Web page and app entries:
* * *

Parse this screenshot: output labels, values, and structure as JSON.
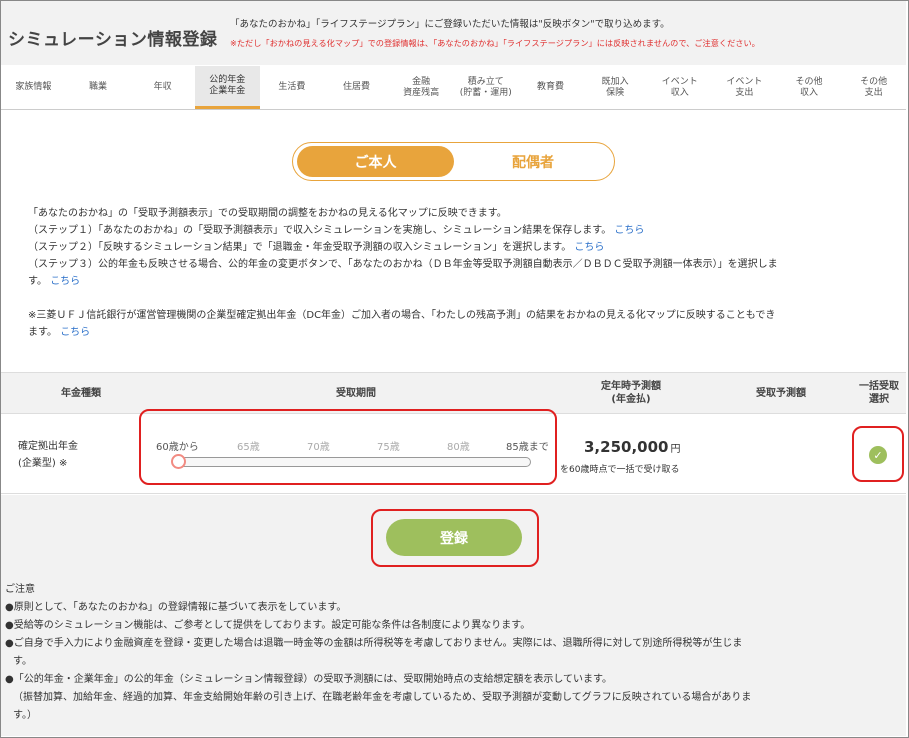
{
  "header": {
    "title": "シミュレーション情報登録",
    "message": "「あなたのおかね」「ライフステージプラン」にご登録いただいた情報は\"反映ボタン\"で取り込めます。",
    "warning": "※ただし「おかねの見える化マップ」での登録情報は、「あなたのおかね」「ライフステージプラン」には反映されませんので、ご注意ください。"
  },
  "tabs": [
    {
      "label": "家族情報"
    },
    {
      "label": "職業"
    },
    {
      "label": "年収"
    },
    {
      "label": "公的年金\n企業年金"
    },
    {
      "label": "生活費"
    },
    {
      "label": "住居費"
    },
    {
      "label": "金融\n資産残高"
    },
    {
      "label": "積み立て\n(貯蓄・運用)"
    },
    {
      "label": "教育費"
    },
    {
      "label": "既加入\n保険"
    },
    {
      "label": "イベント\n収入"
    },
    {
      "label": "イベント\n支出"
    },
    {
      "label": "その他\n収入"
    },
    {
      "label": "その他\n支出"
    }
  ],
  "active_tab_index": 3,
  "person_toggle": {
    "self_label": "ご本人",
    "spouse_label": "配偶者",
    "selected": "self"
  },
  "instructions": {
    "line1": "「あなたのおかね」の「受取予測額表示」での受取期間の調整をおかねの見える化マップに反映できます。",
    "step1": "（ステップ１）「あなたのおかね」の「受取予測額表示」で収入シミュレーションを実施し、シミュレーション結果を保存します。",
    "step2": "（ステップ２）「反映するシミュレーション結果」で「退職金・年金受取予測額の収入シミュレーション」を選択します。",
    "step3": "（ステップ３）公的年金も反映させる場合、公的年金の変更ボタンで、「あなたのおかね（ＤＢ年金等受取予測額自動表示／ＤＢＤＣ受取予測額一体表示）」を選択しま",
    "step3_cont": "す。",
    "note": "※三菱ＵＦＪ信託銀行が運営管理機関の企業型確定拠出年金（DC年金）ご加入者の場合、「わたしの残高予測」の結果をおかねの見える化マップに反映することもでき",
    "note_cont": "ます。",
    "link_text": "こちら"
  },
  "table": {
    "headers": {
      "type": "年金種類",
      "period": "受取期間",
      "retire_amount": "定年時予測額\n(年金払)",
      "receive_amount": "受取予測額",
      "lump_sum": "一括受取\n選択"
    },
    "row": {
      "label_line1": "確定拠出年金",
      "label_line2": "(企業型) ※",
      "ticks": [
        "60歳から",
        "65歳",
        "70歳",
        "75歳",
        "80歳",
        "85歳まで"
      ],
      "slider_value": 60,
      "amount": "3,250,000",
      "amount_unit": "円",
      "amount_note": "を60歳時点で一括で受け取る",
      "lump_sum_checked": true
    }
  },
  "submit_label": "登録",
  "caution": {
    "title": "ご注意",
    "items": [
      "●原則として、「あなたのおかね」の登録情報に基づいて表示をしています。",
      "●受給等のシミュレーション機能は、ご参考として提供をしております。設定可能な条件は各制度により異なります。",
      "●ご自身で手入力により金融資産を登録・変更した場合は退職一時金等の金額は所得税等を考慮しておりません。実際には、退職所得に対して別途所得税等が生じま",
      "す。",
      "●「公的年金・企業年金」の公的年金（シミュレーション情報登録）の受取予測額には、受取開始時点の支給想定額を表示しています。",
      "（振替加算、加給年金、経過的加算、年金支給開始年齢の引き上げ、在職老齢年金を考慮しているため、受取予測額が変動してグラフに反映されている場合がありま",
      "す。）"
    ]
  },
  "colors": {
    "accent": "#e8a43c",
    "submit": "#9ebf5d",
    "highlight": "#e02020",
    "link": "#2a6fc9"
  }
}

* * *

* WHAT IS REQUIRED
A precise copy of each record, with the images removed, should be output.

* ANSWER SPACE
Parse this screenshot: output labels, values, and structure as JSON.
{
  "header": {
    "title": "シミュレーション情報登録",
    "message": "「あなたのおかね」「ライフステージプラン」にご登録いただいた情報は\"反映ボタン\"で取り込めます。",
    "warning": "※ただし「おかねの見える化マップ」での登録情報は、「あなたのおかね」「ライフステージプラン」には反映されませんので、ご注意ください。"
  },
  "tabs": [
    {
      "label": "家族情報"
    },
    {
      "label": "職業"
    },
    {
      "label": "年収"
    },
    {
      "label": "公的年金\n企業年金"
    },
    {
      "label": "生活費"
    },
    {
      "label": "住居費"
    },
    {
      "label": "金融\n資産残高"
    },
    {
      "label": "積み立て\n(貯蓄・運用)"
    },
    {
      "label": "教育費"
    },
    {
      "label": "既加入\n保険"
    },
    {
      "label": "イベント\n収入"
    },
    {
      "label": "イベント\n支出"
    },
    {
      "label": "その他\n収入"
    },
    {
      "label": "その他\n支出"
    }
  ],
  "active_tab_index": 3,
  "person_toggle": {
    "self_label": "ご本人",
    "spouse_label": "配偶者",
    "selected": "self"
  },
  "instructions": {
    "line1": "「あなたのおかね」の「受取予測額表示」での受取期間の調整をおかねの見える化マップに反映できます。",
    "step1": "（ステップ１）「あなたのおかね」の「受取予測額表示」で収入シミュレーションを実施し、シミュレーション結果を保存します。",
    "step2": "（ステップ２）「反映するシミュレーション結果」で「退職金・年金受取予測額の収入シミュレーション」を選択します。",
    "step3": "（ステップ３）公的年金も反映させる場合、公的年金の変更ボタンで、「あなたのおかね（ＤＢ年金等受取予測額自動表示／ＤＢＤＣ受取予測額一体表示）」を選択しま",
    "step3_cont": "す。",
    "note": "※三菱ＵＦＪ信託銀行が運営管理機関の企業型確定拠出年金（DC年金）ご加入者の場合、「わたしの残高予測」の結果をおかねの見える化マップに反映することもでき",
    "note_cont": "ます。",
    "link_text": "こちら"
  },
  "table": {
    "headers": {
      "type": "年金種類",
      "period": "受取期間",
      "retire_amount": "定年時予測額\n(年金払)",
      "receive_amount": "受取予測額",
      "lump_sum": "一括受取\n選択"
    },
    "row": {
      "label_line1": "確定拠出年金",
      "label_line2": "(企業型) ※",
      "ticks": [
        "60歳から",
        "65歳",
        "70歳",
        "75歳",
        "80歳",
        "85歳まで"
      ],
      "slider_value": 60,
      "amount": "3,250,000",
      "amount_unit": "円",
      "amount_note": "を60歳時点で一括で受け取る",
      "lump_sum_checked": true
    }
  },
  "submit_label": "登録",
  "caution": {
    "title": "ご注意",
    "items": [
      "●原則として、「あなたのおかね」の登録情報に基づいて表示をしています。",
      "●受給等のシミュレーション機能は、ご参考として提供をしております。設定可能な条件は各制度により異なります。",
      "●ご自身で手入力により金融資産を登録・変更した場合は退職一時金等の金額は所得税等を考慮しておりません。実際には、退職所得に対して別途所得税等が生じま",
      "す。",
      "●「公的年金・企業年金」の公的年金（シミュレーション情報登録）の受取予測額には、受取開始時点の支給想定額を表示しています。",
      "（振替加算、加給年金、経過的加算、年金支給開始年齢の引き上げ、在職老齢年金を考慮しているため、受取予測額が変動してグラフに反映されている場合がありま",
      "す。）"
    ]
  },
  "colors": {
    "accent": "#e8a43c",
    "submit": "#9ebf5d",
    "highlight": "#e02020",
    "link": "#2a6fc9"
  }
}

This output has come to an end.